Contact adjacent landowners and let them know you value your woodlands and are interested in protecting the property and currently do not plan on harvesting timber.  If you do not live on the property or are unable to walk it readily, ask adjacent owners if they would watch your property and provide them with your contact information.  Ask them to contact you if they see any harvesting activity on surrounding properties or on your property.

Get Help From a Professional Forester

Have the Division of Forestry develop a free-of-charge, forest stewardship plan for your woodlands.  The forester can advise you if you have any merchantable timber.  Further, hire a consulting forester to determine the timber value.  This information can be used to determine the basis for capital gains if you are planning to sell timber in the future and the consultant can also alert you to potentially valuable timber that might be at risk relative to timber theft.

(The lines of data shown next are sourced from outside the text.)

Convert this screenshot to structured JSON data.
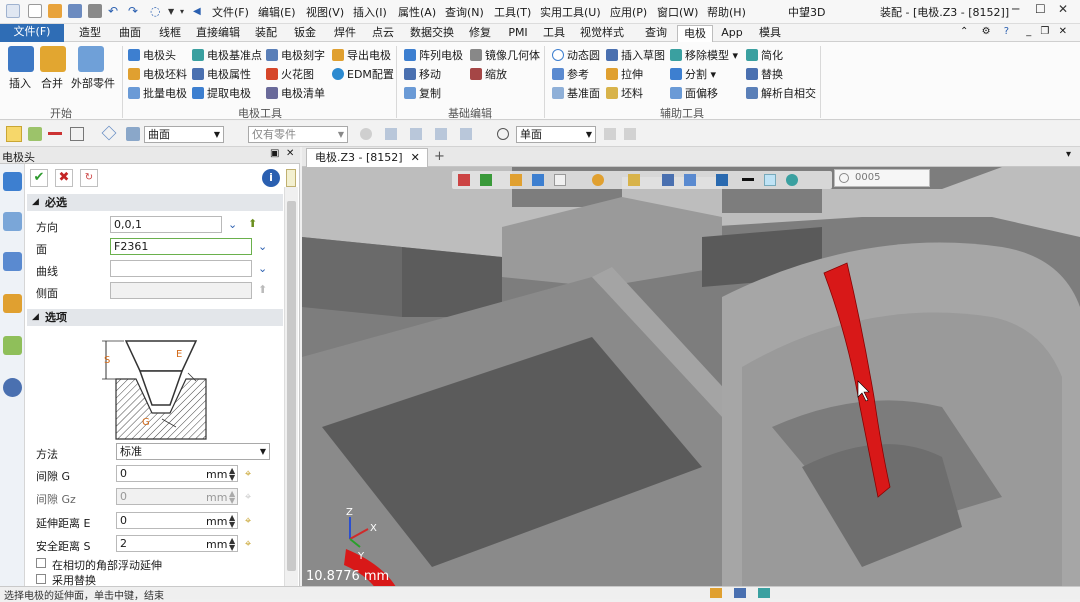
{
  "titlebar": {
    "menu": [
      "文件(F)",
      "编辑(E)",
      "视图(V)",
      "插入(I)",
      "属性(A)",
      "查询(N)",
      "工具(T)",
      "实用工具(U)",
      "应用(P)",
      "窗口(W)",
      "帮助(H)"
    ],
    "brand": "中望3D",
    "doc_title": "装配 - [电极.Z3 - [8152]]"
  },
  "tabs": [
    "文件(F)",
    "造型",
    "曲面",
    "线框",
    "直接编辑",
    "装配",
    "钣金",
    "焊件",
    "点云",
    "数据交换",
    "修复",
    "PMI",
    "工具",
    "视觉样式",
    "查询",
    "电极",
    "App",
    "模具"
  ],
  "active_tab": "电极",
  "ribbon": {
    "start_group": {
      "label": "开始",
      "buttons": [
        "插入",
        "合并",
        "外部零件"
      ]
    },
    "electrode_tools": {
      "label": "电极工具",
      "col1": [
        "电极头",
        "电极坯料",
        "批量电极"
      ],
      "col2": [
        "电极基准点",
        "电极属性",
        "提取电极"
      ],
      "col3": [
        "电极刻字",
        "火花图",
        "电极清单"
      ],
      "col4": [
        "导出电极",
        "EDM配置"
      ]
    },
    "basic_edit": {
      "label": "基础编辑",
      "col1": [
        "阵列电极",
        "移动",
        "复制"
      ],
      "col2": [
        "镜像几何体",
        "缩放"
      ]
    },
    "aux_tools": {
      "label": "辅助工具",
      "col1": [
        "动态圆",
        "参考",
        "基准面"
      ],
      "col2": [
        "插入草图",
        "拉伸",
        "坯料"
      ],
      "col3": [
        "移除模型",
        "分割",
        "面偏移"
      ],
      "col4": [
        "简化",
        "替换",
        "解析自相交"
      ]
    }
  },
  "toolbar2": {
    "filter": "曲面",
    "scope_placeholder": "仅有零件",
    "view": "单面"
  },
  "panel": {
    "title": "电极头",
    "required_section": "必选",
    "options_section": "选项",
    "fields": {
      "direction": {
        "label": "方向",
        "value": "0,0,1"
      },
      "face": {
        "label": "面",
        "value": "F2361"
      },
      "curve": {
        "label": "曲线",
        "value": ""
      },
      "side": {
        "label": "侧面",
        "value": ""
      }
    },
    "diagram": {
      "s": "S",
      "e": "E",
      "g": "G"
    },
    "method": {
      "label": "方法",
      "value": "标准"
    },
    "gap_g": {
      "label": "间隙 G",
      "value": "0",
      "unit": "mm"
    },
    "gap_gz": {
      "label": "间隙 Gz",
      "value": "0",
      "unit": "mm"
    },
    "extend_e": {
      "label": "延伸距离 E",
      "value": "0",
      "unit": "mm"
    },
    "safe_s": {
      "label": "安全距离 S",
      "value": "2",
      "unit": "mm"
    },
    "check1": "在相切的角部浮动延伸",
    "check2": "采用替换"
  },
  "viewport": {
    "tab": "电极.Z3 - [8152]",
    "new_tab": "+",
    "coord_readout": "0005",
    "measure": "10.8776 mm",
    "axes": {
      "x": "X",
      "y": "Y",
      "z": "Z"
    }
  },
  "status": {
    "text": "选择电极的延伸面，单击中键，结束"
  },
  "colors": {
    "file_tab": "#2f6db5",
    "highlight": "#d81818",
    "model_gray": "#8e8e8e"
  }
}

It is a crime to trespass and steal timber.  In Kentucky, trespass in a wooded area is a Class B misdemeanor with a $250 fine and 90 days in jail when a fence is crossed.  If no fence is crossed and someone knowingly crossed the boundary it is a $100 fine.  Proof of the latter generally requires the boundaries to be marked or clearly designated, and/or proof that the person had been notified of clear boundary designations.  If either of these occurred and over $300 of timber was removed, then the person could be charged with a Class D felony theft punishable by one to five years in prison.  Victims have the right to be compensated for the value of the timber stolen and the cost of repairing damages (including damages from a trespass if no timber was cut).  However, to obtain compensation above and beyond what is provided for by criminal law or if the person cutting your timber was not convicted then you can sue under the Timber Trespass Law (civil law KRS 364.130).  This law indicates that you can sue for triple compensation of stumpage value and damages if you were not contacted in writing seven days prior to when the adjacent harvest started, or if you were notified and you objected to the harvest and boundaries as they were presented. 

For additional information about timber theft and trespass, please review the University of Kentucky, Department of Forestry's Timber Theft and Trespass publication.

This is a photo of a stump of a tree that was stolen.